[Stored data]
____________
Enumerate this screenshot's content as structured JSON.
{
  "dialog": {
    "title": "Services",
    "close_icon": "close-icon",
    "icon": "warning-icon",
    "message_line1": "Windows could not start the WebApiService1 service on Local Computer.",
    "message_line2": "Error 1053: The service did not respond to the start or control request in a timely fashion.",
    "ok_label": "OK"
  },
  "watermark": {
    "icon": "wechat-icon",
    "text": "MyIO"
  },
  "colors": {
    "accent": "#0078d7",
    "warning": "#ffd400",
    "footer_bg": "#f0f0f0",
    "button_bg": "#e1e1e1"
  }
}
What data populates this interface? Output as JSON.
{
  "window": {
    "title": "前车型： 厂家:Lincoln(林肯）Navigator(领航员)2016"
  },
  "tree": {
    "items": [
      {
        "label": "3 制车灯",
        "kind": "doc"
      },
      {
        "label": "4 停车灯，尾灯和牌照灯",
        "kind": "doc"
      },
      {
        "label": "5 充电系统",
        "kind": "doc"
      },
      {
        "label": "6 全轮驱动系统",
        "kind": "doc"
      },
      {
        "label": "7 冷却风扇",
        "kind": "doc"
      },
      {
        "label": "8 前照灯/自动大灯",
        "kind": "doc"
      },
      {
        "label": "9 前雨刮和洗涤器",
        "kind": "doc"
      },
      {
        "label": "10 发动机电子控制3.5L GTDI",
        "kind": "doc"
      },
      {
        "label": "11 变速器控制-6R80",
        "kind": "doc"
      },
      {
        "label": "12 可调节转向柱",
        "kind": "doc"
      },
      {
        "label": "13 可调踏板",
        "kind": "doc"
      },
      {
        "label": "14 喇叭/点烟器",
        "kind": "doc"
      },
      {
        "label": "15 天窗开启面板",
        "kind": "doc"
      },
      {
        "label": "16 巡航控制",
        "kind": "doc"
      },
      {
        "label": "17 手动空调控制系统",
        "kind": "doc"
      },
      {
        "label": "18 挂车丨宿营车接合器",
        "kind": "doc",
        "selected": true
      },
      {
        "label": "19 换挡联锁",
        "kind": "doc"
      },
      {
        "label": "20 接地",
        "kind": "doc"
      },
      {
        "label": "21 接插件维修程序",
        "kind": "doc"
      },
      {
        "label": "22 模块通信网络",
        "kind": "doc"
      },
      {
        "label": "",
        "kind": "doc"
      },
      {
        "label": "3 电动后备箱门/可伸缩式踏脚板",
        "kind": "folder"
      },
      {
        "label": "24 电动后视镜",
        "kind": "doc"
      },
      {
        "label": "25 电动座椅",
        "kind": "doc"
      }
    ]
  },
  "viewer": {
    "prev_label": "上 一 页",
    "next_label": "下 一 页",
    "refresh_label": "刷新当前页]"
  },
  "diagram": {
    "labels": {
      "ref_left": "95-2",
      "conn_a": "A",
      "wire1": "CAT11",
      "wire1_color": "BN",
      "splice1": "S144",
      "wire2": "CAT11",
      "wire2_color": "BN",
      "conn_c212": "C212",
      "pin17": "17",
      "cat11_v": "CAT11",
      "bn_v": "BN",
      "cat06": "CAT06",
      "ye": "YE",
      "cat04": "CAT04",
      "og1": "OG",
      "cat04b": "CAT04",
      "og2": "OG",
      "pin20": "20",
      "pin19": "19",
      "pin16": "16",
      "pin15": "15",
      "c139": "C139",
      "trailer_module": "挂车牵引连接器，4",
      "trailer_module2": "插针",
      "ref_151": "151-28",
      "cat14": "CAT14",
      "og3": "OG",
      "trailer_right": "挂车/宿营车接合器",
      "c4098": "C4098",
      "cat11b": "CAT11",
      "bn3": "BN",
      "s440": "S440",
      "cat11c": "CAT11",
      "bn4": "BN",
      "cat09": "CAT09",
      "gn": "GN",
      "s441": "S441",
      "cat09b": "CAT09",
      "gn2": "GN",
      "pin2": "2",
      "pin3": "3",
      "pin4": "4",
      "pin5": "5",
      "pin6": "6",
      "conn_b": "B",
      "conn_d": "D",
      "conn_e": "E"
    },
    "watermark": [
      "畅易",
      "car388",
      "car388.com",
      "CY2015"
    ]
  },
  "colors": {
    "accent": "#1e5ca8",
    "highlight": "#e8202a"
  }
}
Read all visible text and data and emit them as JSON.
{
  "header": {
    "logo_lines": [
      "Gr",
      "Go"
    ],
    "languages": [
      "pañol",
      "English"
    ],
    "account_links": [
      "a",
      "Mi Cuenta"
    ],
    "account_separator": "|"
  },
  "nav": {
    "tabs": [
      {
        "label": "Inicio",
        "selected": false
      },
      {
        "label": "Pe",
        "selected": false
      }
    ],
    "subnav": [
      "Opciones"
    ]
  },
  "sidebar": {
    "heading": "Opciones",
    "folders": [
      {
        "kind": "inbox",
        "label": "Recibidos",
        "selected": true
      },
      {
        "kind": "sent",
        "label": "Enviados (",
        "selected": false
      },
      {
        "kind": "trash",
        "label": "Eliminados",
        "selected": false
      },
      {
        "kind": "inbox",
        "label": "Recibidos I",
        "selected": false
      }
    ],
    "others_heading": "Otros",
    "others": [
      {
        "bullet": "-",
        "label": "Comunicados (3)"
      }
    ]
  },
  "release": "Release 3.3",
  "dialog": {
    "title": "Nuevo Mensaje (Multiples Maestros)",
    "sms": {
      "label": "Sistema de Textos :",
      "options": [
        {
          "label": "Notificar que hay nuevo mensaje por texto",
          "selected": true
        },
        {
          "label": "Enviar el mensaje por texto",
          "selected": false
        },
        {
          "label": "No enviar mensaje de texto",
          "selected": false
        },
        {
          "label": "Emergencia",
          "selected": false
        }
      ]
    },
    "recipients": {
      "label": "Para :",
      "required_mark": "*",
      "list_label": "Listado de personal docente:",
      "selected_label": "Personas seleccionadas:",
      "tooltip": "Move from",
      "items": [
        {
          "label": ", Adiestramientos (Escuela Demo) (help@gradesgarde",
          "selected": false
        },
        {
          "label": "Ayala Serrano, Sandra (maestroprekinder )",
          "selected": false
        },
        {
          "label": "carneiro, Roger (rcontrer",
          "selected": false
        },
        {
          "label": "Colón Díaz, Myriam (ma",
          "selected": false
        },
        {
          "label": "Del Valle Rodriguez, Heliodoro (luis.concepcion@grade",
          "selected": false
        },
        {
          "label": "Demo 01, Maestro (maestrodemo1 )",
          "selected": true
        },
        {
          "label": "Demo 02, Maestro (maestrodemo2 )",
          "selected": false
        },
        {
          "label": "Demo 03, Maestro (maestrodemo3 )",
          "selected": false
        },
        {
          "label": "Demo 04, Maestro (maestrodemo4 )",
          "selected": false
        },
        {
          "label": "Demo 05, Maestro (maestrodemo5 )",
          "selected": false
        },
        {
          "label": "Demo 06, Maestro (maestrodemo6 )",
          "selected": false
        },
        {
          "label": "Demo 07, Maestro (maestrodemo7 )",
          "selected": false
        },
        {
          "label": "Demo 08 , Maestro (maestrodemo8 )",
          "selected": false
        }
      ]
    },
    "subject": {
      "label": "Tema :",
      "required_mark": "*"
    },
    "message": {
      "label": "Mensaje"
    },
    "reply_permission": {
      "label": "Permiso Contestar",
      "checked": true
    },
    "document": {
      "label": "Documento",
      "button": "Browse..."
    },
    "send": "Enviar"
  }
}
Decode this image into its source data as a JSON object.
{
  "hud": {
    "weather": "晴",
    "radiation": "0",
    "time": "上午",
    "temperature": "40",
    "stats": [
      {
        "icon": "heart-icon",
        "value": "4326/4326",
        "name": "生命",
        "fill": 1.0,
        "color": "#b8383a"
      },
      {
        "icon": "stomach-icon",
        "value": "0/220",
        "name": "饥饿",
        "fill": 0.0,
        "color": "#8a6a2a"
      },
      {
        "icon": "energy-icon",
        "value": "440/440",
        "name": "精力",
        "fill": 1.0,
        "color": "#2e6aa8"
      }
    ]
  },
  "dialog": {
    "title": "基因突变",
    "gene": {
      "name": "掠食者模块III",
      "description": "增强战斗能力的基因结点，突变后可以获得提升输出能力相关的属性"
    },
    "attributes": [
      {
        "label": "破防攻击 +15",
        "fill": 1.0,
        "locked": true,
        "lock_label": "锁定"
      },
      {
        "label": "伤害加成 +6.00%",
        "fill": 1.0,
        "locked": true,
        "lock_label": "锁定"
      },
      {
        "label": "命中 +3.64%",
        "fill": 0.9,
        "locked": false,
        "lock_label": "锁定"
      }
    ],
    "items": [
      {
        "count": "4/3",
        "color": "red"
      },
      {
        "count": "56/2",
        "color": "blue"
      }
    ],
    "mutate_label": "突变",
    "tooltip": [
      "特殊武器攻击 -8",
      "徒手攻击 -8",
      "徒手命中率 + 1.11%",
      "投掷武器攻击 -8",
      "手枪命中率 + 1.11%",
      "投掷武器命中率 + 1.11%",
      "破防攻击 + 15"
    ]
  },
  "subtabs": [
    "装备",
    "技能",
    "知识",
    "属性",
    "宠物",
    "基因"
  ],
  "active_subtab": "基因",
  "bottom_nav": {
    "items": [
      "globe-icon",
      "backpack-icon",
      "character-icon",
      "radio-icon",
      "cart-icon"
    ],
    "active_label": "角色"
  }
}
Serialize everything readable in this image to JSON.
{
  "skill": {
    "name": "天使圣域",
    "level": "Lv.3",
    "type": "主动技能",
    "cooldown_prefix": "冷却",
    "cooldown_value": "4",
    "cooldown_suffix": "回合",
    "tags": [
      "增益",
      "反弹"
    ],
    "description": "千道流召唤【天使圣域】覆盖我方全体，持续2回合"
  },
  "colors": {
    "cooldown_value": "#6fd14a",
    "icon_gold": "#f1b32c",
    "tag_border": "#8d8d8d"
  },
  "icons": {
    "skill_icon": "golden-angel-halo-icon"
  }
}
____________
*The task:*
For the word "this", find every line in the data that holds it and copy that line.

*Solution:*
Enumerate this screenshot's content as structured JSON.
What data populates this interface? Output as JSON.
Decode this image into its source data as a JSON object.
Serialize everything readable in this image to JSON.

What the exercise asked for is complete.